This is an old gripe, but given Seth Rogen‘s slacker-stoner constitution the issue isn’t so much Heigl’s character being uptight and humorless as much as her credibility-straining decision, no matter how many shots of tequila she’s downed, to go horizontal with Rogen in the first place. There were 12 year-old kids watching Knocked Up in Kabul who found this incomprehensible.
As a result of Knocked Up‘s success, Heighl’s asking price reportedly went from $300,000 to $6 million, so I guess she can stomach her aesthetic disappointment.

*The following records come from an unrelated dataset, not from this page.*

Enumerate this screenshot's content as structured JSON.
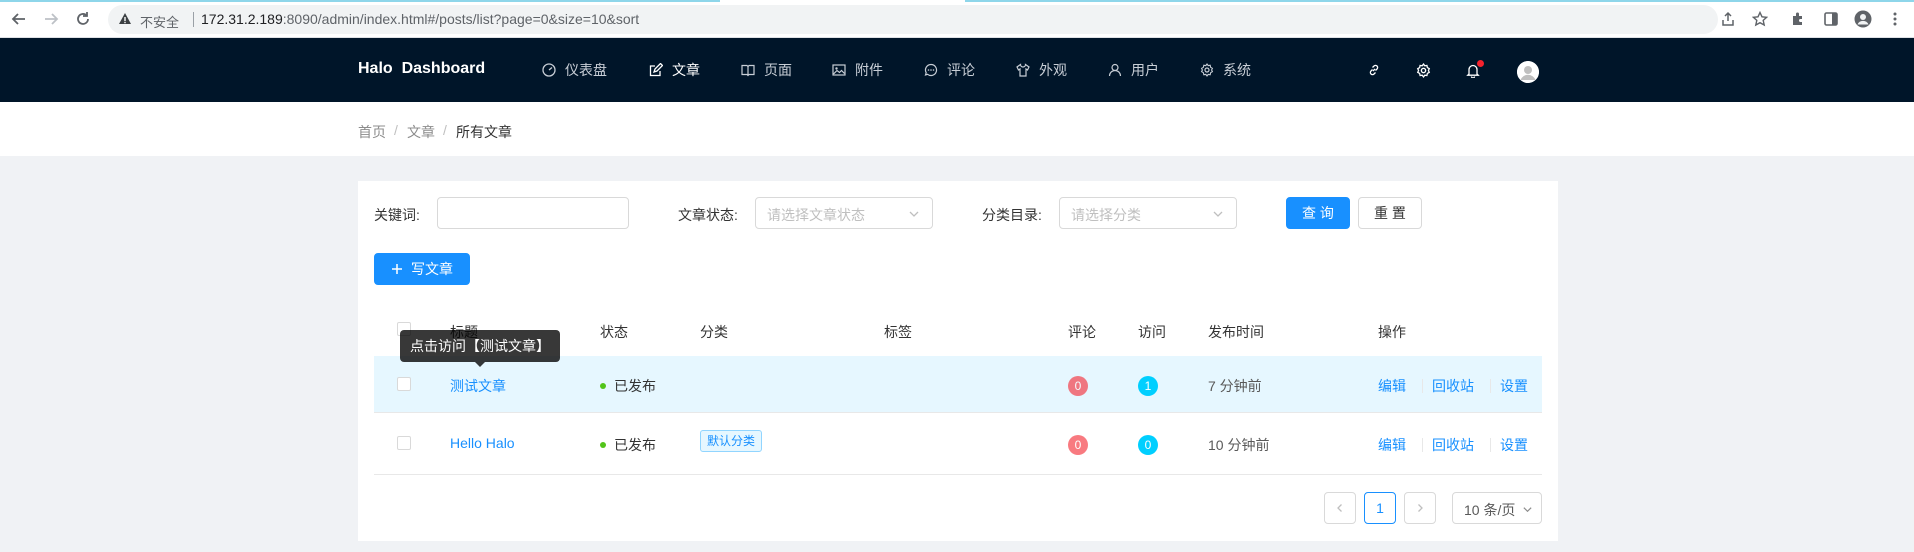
{
  "browser": {
    "security_label": "不安全",
    "url_host": "172.31.2.189",
    "url_rest": ":8090/admin/index.html#/posts/list?page=0&size=10&sort"
  },
  "header": {
    "brand": "Halo  Dashboard",
    "menu": [
      {
        "label": "仪表盘",
        "icon": "dashboard-icon"
      },
      {
        "label": "文章",
        "icon": "edit-icon",
        "active": true
      },
      {
        "label": "页面",
        "icon": "read-icon"
      },
      {
        "label": "附件",
        "icon": "picture-icon"
      },
      {
        "label": "评论",
        "icon": "message-icon"
      },
      {
        "label": "外观",
        "icon": "skin-icon"
      },
      {
        "label": "用户",
        "icon": "user-icon"
      },
      {
        "label": "系统",
        "icon": "setting-icon"
      }
    ]
  },
  "breadcrumb": [
    "首页",
    "文章",
    "所有文章"
  ],
  "filters": {
    "keyword_label": "关键词:",
    "keyword_value": "",
    "status_label": "文章状态:",
    "status_placeholder": "请选择文章状态",
    "category_label": "分类目录:",
    "category_placeholder": "请选择分类",
    "query_button": "查 询",
    "reset_button": "重 置"
  },
  "write_button": "写文章",
  "table": {
    "columns": [
      "标题",
      "状态",
      "分类",
      "标签",
      "评论",
      "访问",
      "发布时间",
      "操作"
    ],
    "rows": [
      {
        "title": "测试文章",
        "status": "已发布",
        "category": "",
        "tags": "",
        "comments": "0",
        "visits": "1",
        "published": "7 分钟前",
        "ops": [
          "编辑",
          "回收站",
          "设置"
        ]
      },
      {
        "title": "Hello Halo",
        "status": "已发布",
        "category": "默认分类",
        "tags": "",
        "comments": "0",
        "visits": "0",
        "published": "10 分钟前",
        "ops": [
          "编辑",
          "回收站",
          "设置"
        ]
      }
    ]
  },
  "tooltip": "点击访问【测试文章】",
  "pagination": {
    "current": "1",
    "page_size": "10 条/页"
  },
  "colors": {
    "primary": "#1890ff",
    "header_bg": "#001529",
    "published": "#52c41a"
  }
}
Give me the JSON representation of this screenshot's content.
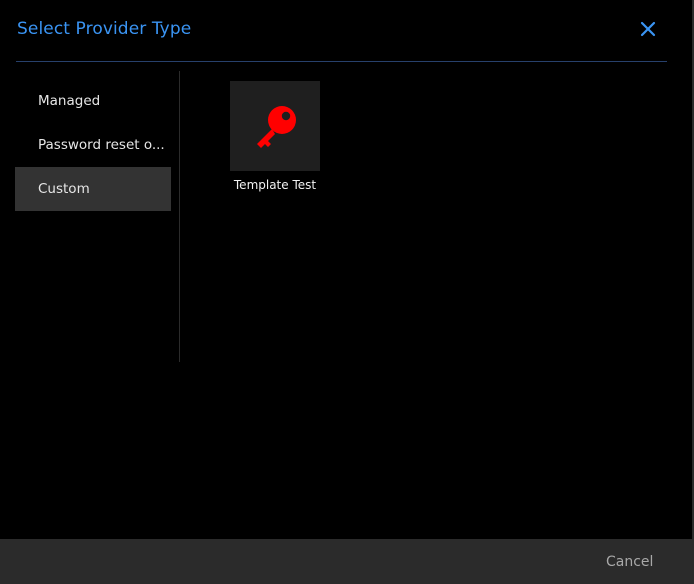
{
  "dialog": {
    "title": "Select Provider Type",
    "close_icon": "close-icon"
  },
  "sidebar": {
    "items": [
      {
        "label": "Managed",
        "active": false
      },
      {
        "label": "Password reset o...",
        "active": false
      },
      {
        "label": "Custom",
        "active": true
      }
    ]
  },
  "providers": [
    {
      "label": "Template Test",
      "icon": "key-icon",
      "icon_color": "#ff0000"
    }
  ],
  "footer": {
    "cancel_label": "Cancel"
  },
  "colors": {
    "accent": "#3a94f3",
    "background": "#000000",
    "selected_item": "#333333",
    "footer": "#2b2b2b"
  }
}
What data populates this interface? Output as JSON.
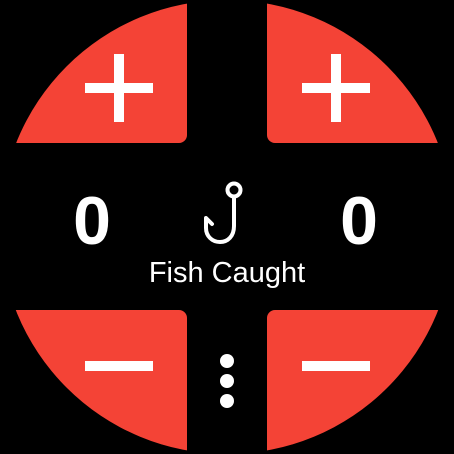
{
  "colors": {
    "accent": "#f44336",
    "background": "#000000",
    "foreground": "#ffffff"
  },
  "left_counter": {
    "value": "0",
    "increment_icon": "plus-icon",
    "decrement_icon": "minus-icon"
  },
  "right_counter": {
    "value": "0",
    "increment_icon": "plus-icon",
    "decrement_icon": "minus-icon"
  },
  "center": {
    "icon": "fish-hook-icon",
    "label": "Fish Caught"
  },
  "menu": {
    "icon": "more-vertical-icon"
  }
}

The only way that the National Board of Review awards, to be decided upon and then announced on Wednesday, would have any effect on award-season thinking would be if they made some kind of radical Best Picture choice…which isn’t likely. The NBR did the right thing last year in giving Letters From Iwo Jima their Best Picture prize, but their generally conservative tendencies indicates a vote for one of the comfort-blanket films over the less-soothing darkhearts — Sweeney Todd, No Country for Old Men, There Will be Blood, etc. A big surprise would obviously be welcome.
NBR president Annie Schulhof, Volver star Penelope Cruz at last year’s NBR award presentation ceremony at Manhattan’s Cipriani
I was hoping that Fox 411’s Roger Friedman, who’s passed along some tough judgments about the inside doings of the NBR over the years, would have posted predictions today, but nope. He says he may have something along these lines up tomorrow, including his own calls.
Red Carpet District‘s Kris Tapley has posted a link to some In Contenton predictions by the Klaus Kinski-admiring “Aguirre” that went up yesterday. Marc Forster‘s The Kite Runner for Best Picture, he says. That sounds about right for the NBR. It’s an intelligent, well made heart-tugger about an adult looking for healing and redemption for a bad thing that happened in childhood. It’s also struck chords with over-40 audiences. But a voice is telling me that Joe Wright‘s Atonement, which has a somewhat similar story and theme, will take it.
And La Vie en Rose‘s Marion Cotilliard is said to be a locked call for Best Actress.